Huntington, W.Va. – The U.S Army Corps of Engineers, Huntington District (USACE) announces the beginning of construction of the first portion of the seepage barrier at Bolivar Dam. The barrier is an underground concrete wall that will substantially reduce seepage beneath the dam, which has been observed during historical flood events such as in 2005 and 2008.
Beginning in early January, TreviIcos South, the prime contractor, will construct the first 300 feet of the nearly 4,500-foot-long barrier. Traffic into and out of the construction site is expected to increase due to the amount of materials and equipment required, but all heavy equipment and concrete trucks will be restricted to the contractor’s work limits within the Bolivar Dam project area.
The concrete barrier wall will be three feet thick and as deep as 144 feet. Once the USACE approves of the first 300 foot section, TreviIcos South will proceed with constructing the remainder of the barrier. The contractor anticipates working two shifts beginning this spring. Adding a second shift will create additional noise and traffic in the immediate vicinity of the dam and require artificial lighting at the work site during the evening and night-time hours.
Major items of work performed in 2014 by TreviIcos South included building a portion of the haul road and work platform on the upstream side of the dam and constructing on-site slurry and concrete batch plants that will support construction of the seepage barrier.
Bolivar Dam Road will remain closed to public vehicles and pedestrians throughout the duration of this effort to ensure the continued safety of the public. The road will open on a limited basis during flooding events when local residents cannot reach their homes otherwise.
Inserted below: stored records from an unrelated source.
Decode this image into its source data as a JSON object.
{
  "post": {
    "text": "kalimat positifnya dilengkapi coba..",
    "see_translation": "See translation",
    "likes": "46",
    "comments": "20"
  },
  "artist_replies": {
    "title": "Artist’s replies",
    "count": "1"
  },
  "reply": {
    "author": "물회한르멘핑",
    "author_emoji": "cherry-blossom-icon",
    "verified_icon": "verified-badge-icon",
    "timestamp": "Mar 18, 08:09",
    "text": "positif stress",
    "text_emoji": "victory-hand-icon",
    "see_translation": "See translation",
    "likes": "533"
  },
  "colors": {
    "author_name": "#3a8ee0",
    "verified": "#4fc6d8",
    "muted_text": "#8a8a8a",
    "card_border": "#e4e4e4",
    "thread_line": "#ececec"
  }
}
The park and playground near the project office will remain closed but the fishing area downstream of the outlet structure is open.
Bolivar Dam is located in Stark and Tuscarawas Counties, Ohio, on Sandy Creek, a tributary of the Tuscarawas River of the Muskingum watershed. The project is located about one mile upstream of the city of Bolivar and 13 miles upstream of the city of Dover, Ohio. Bolivar Dam is a “dry dam” that only impounds water during flood events.
"Flood reduction was a driving force behind the organization of the MWCD more than 80 years ago and continues to be a core portion of our mission today," said John M. Hoopingarner, MWCD executive director/secretary. "The MWCD is committed to its role as the local cost-share sponsor in its partnership with the Huntington District of the USACE for the critical work to protect this valuable infrastructure in the Muskingum River Watershed."
The work is expected to take up to four years to complete.